PROBLEM: All of the data must be output exactly, with every picture left out.

Component data from apps and pages
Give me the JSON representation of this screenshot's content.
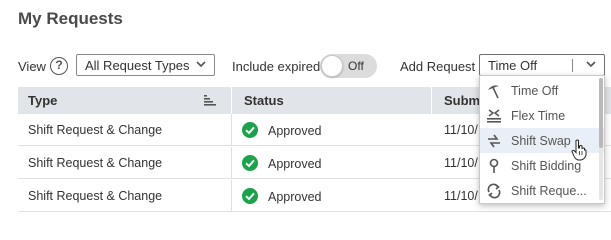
{
  "page": {
    "title": "My Requests"
  },
  "toolbar": {
    "view_label": "View",
    "help_icon": "help-circle-icon",
    "view_select": {
      "value": "All Request Types"
    },
    "include_expired_label": "Include expired",
    "include_expired_toggle": {
      "state_label": "Off",
      "checked": false
    },
    "add_request_label": "Add Request",
    "add_request_select": {
      "value": "Time Off"
    }
  },
  "table": {
    "columns": [
      {
        "label": "Type"
      },
      {
        "label": "Status"
      },
      {
        "label": "Subm"
      }
    ],
    "rows": [
      {
        "type": "Shift Request & Change",
        "status": "Approved",
        "status_icon": "check-circle-icon",
        "submitted": "11/10/"
      },
      {
        "type": "Shift Request & Change",
        "status": "Approved",
        "status_icon": "check-circle-icon",
        "submitted": "11/10/"
      },
      {
        "type": "Shift Request & Change",
        "status": "Approved",
        "status_icon": "check-circle-icon",
        "submitted": "11/10/"
      }
    ]
  },
  "dropdown": {
    "items": [
      {
        "label": "Time Off",
        "icon": "beach-umbrella-icon"
      },
      {
        "label": "Flex Time",
        "icon": "flex-time-icon"
      },
      {
        "label": "Shift Swap",
        "icon": "swap-icon",
        "hovered": true
      },
      {
        "label": "Shift Bidding",
        "icon": "pin-icon"
      },
      {
        "label": "Shift Reque...",
        "icon": "cycle-arrows-icon"
      }
    ]
  },
  "colors": {
    "header_bg": "#e1e4e8",
    "approved_green": "#1aa34a",
    "toggle_bg": "#dcdcdc",
    "hover_bg": "#e8eff7"
  }
}
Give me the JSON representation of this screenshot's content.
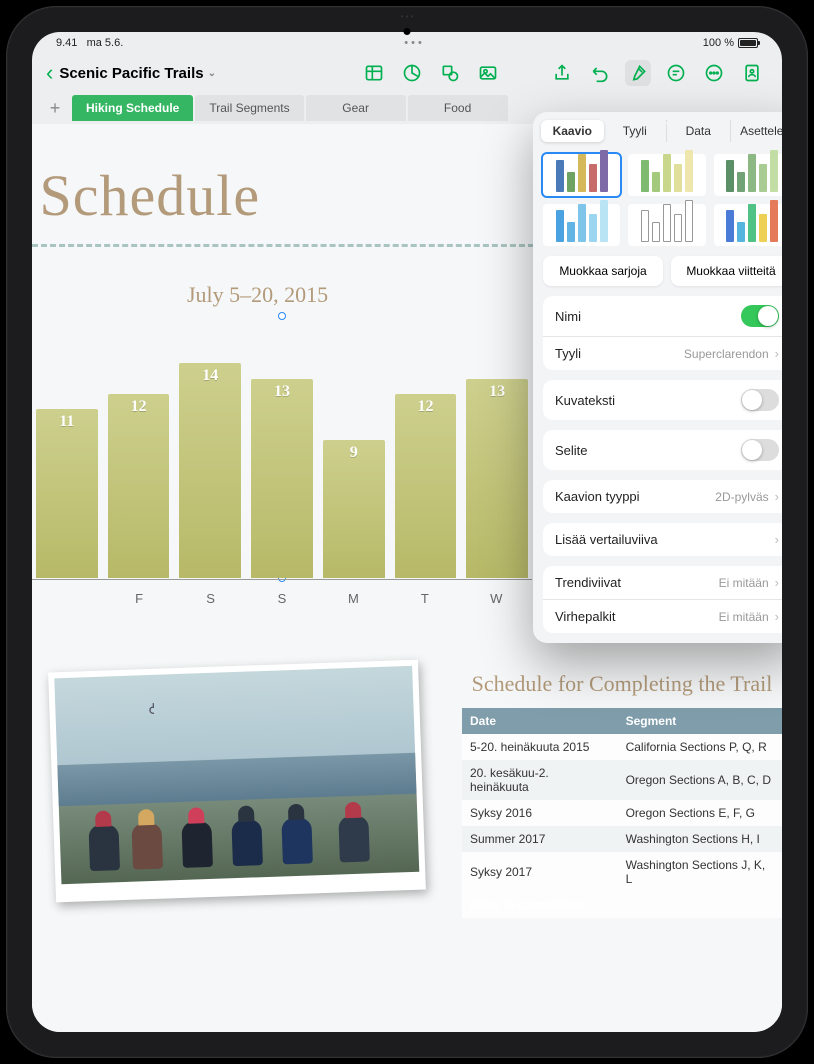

WRITTEN REPLY:
Give me the JSON representation of this screenshot's content.
{
  "page": {
    "title": "My Requests"
  },
  "toolbar": {
    "view_label": "View",
    "help_icon": "help-circle-icon",
    "view_select": {
      "value": "All Request Types"
    },
    "include_expired_label": "Include expired",
    "include_expired_toggle": {
      "state_label": "Off",
      "checked": false
    },
    "add_request_label": "Add Request",
    "add_request_select": {
      "value": "Time Off"
    }
  },
  "table": {
    "columns": [
      {
        "label": "Type"
      },
      {
        "label": "Status"
      },
      {
        "label": "Subm"
      }
    ],
    "rows": [
      {
        "type": "Shift Request & Change",
        "status": "Approved",
        "status_icon": "check-circle-icon",
        "submitted": "11/10/"
      },
      {
        "type": "Shift Request & Change",
        "status": "Approved",
        "status_icon": "check-circle-icon",
        "submitted": "11/10/"
      },
      {
        "type": "Shift Request & Change",
        "status": "Approved",
        "status_icon": "check-circle-icon",
        "submitted": "11/10/"
      }
    ]
  },
  "dropdown": {
    "items": [
      {
        "label": "Time Off",
        "icon": "beach-umbrella-icon"
      },
      {
        "label": "Flex Time",
        "icon": "flex-time-icon"
      },
      {
        "label": "Shift Swap",
        "icon": "swap-icon",
        "hovered": true
      },
      {
        "label": "Shift Bidding",
        "icon": "pin-icon"
      },
      {
        "label": "Shift Reque...",
        "icon": "cycle-arrows-icon"
      }
    ]
  },
  "colors": {
    "header_bg": "#e1e4e8",
    "approved_green": "#1aa34a",
    "toggle_bg": "#dcdcdc",
    "hover_bg": "#e8eff7"
  }
}
Give me the JSON representation of this screenshot's content.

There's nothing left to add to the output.